> Activity
Look for the word "title" in the entries and copy every line where it shows up.

(Website and app data records)
*** Block opens ***

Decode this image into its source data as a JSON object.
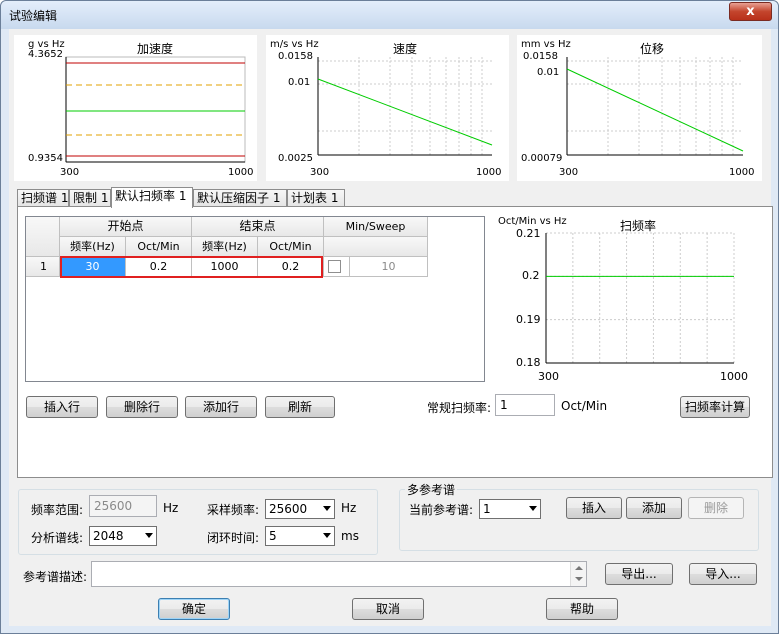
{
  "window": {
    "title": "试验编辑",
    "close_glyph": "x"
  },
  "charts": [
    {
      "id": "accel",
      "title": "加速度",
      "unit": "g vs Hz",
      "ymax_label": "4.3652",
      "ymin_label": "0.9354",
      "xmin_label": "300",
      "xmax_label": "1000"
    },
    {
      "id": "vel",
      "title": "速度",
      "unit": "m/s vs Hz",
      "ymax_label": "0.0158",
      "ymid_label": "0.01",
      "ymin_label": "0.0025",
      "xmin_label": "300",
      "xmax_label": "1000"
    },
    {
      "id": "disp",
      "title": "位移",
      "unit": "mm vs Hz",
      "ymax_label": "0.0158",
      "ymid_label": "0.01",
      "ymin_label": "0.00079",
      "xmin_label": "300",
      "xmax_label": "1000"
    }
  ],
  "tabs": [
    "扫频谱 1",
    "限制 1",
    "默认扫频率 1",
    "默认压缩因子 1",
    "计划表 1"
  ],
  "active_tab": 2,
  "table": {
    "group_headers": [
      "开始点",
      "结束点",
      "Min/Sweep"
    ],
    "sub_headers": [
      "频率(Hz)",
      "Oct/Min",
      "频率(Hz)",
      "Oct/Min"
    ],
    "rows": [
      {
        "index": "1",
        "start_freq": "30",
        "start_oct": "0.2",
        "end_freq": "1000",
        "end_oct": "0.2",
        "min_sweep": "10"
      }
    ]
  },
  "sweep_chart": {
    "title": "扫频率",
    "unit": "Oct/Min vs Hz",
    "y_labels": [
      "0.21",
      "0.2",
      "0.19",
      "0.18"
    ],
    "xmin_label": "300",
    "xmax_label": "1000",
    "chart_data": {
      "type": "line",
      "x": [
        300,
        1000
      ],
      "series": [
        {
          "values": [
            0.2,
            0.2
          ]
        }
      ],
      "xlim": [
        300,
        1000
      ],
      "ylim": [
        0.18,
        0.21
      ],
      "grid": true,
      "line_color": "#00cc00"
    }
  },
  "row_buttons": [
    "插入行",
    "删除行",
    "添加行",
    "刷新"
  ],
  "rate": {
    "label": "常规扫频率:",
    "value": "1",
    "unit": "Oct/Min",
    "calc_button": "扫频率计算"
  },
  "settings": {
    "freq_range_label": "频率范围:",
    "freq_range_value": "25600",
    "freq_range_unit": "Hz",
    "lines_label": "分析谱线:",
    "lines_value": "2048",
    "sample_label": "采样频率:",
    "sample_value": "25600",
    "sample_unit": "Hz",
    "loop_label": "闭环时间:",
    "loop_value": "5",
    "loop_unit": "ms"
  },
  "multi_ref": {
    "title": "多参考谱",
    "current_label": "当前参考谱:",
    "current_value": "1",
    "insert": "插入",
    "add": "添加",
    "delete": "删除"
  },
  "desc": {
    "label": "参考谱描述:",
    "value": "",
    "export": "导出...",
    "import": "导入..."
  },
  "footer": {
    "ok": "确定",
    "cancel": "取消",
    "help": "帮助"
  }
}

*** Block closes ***

> Solution to this exercise
    "title": "试验编辑",
      "title": "加速度",
      "title": "速度",
      "title": "位移",
    "title": "扫频率",
    "title": "多参考谱",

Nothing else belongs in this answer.